> _Exercise instructions_: Lift out all lines below that contain "this".
═══ The input ═══
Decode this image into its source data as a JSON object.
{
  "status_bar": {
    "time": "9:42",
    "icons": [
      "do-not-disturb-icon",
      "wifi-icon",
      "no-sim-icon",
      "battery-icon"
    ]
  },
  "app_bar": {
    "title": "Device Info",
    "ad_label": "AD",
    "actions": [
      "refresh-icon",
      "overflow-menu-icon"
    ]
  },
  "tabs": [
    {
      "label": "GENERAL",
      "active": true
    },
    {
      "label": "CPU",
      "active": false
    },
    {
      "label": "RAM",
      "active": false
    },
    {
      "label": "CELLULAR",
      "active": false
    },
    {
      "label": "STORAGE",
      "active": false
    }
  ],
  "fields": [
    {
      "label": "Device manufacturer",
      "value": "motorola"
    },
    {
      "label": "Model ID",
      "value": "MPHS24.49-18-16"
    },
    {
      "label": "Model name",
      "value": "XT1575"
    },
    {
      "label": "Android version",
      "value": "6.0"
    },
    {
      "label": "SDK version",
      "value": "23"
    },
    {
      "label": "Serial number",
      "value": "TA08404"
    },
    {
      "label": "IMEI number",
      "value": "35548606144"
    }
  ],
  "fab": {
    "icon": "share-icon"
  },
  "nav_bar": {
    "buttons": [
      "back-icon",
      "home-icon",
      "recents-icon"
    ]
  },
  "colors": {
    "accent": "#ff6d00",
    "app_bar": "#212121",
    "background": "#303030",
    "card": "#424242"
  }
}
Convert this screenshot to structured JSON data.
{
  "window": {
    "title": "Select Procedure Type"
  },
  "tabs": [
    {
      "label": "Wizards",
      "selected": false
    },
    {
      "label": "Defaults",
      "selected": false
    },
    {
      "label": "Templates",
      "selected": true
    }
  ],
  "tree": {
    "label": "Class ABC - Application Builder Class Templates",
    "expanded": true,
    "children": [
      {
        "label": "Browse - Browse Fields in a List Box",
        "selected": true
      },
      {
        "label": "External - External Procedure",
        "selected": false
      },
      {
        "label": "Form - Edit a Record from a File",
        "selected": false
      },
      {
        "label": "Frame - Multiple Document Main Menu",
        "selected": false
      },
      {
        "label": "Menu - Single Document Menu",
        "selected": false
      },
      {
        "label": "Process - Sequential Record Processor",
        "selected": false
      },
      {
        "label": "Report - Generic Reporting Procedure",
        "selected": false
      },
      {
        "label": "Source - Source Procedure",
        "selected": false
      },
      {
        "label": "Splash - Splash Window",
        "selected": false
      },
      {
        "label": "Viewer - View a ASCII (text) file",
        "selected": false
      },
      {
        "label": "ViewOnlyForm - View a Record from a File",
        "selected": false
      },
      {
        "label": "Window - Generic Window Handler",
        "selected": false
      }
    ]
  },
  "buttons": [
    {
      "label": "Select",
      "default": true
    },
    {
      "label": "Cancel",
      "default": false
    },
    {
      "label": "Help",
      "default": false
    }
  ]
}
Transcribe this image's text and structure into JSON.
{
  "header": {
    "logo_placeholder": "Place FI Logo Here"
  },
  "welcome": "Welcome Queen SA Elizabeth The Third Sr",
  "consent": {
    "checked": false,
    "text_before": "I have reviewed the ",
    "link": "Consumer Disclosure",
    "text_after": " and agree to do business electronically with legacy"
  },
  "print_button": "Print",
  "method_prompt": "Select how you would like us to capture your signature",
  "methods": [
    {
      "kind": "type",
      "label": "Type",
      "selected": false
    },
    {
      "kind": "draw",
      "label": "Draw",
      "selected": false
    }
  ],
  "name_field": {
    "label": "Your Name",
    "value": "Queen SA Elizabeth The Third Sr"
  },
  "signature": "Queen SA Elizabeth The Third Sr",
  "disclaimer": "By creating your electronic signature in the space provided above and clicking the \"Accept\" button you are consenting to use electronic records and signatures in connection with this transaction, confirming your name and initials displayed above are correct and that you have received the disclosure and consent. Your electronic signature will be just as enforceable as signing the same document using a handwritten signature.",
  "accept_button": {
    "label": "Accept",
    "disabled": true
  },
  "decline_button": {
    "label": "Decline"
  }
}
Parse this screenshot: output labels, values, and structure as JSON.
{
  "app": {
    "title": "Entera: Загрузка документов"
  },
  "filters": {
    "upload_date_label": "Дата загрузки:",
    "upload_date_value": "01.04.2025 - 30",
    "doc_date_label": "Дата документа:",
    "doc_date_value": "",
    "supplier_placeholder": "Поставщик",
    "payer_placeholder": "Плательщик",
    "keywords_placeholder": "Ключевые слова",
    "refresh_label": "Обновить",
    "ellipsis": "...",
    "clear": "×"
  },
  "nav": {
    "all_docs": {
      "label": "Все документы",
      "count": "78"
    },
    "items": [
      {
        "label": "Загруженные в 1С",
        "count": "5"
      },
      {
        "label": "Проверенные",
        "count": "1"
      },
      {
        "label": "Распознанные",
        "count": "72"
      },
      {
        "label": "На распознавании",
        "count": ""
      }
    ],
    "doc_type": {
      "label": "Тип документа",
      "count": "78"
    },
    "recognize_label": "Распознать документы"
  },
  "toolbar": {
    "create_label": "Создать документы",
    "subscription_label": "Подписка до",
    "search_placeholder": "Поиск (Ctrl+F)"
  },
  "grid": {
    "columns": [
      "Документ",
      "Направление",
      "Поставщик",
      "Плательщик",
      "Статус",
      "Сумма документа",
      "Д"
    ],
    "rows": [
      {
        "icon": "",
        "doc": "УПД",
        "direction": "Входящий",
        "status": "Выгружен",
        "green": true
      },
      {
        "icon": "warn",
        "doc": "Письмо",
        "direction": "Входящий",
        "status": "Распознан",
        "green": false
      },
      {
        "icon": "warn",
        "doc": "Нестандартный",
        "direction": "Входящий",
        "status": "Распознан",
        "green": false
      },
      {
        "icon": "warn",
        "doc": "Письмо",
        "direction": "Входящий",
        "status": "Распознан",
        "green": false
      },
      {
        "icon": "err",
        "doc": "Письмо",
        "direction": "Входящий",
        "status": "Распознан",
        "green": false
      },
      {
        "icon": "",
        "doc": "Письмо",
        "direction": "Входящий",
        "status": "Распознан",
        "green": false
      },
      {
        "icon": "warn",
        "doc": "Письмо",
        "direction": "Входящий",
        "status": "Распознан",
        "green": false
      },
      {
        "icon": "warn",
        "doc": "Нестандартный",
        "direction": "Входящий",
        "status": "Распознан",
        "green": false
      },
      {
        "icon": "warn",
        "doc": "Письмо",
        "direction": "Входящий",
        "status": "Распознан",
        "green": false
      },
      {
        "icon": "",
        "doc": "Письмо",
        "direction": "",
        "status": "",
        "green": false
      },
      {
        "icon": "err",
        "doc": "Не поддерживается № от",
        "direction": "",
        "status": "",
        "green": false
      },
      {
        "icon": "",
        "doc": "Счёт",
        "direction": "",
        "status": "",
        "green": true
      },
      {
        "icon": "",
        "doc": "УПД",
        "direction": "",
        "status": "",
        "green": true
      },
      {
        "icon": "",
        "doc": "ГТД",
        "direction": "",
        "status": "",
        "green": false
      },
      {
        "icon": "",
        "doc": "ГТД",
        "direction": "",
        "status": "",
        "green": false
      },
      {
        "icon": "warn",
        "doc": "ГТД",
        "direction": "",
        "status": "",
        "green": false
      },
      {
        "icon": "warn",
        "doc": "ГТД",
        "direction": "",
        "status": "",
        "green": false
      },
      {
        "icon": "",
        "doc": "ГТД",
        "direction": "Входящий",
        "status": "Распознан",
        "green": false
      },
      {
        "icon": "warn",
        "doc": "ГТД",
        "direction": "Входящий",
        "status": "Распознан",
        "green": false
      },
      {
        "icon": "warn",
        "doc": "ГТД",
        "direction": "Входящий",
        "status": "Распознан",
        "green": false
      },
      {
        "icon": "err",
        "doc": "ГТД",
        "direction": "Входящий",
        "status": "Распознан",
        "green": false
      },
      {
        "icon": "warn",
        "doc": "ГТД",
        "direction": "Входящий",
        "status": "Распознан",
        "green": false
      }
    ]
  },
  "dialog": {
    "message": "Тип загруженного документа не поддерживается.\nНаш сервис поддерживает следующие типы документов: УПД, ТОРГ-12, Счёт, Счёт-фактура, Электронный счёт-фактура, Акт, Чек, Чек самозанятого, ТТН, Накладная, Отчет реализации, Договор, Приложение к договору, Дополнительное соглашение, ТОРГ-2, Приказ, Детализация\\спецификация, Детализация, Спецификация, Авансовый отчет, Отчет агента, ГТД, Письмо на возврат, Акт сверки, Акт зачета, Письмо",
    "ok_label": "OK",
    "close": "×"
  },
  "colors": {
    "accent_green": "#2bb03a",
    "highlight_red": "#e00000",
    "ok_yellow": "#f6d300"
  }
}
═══
> _Task result_:
Decode this image into its source data as a JSON object.
Convert this screenshot to structured JSON data.
Transcribe this image's text and structure into JSON.
  "disclaimer": "By creating your electronic signature in the space provided above and clicking the \"Accept\" button you are consenting to use electronic records and signatures in connection with this transaction, confirming your name and initials displayed above are correct and that you have received the disclosure and consent. Your electronic signature will be just as enforceable as signing the same document using a handwritten signature.",
Parse this screenshot: output labels, values, and structure as JSON.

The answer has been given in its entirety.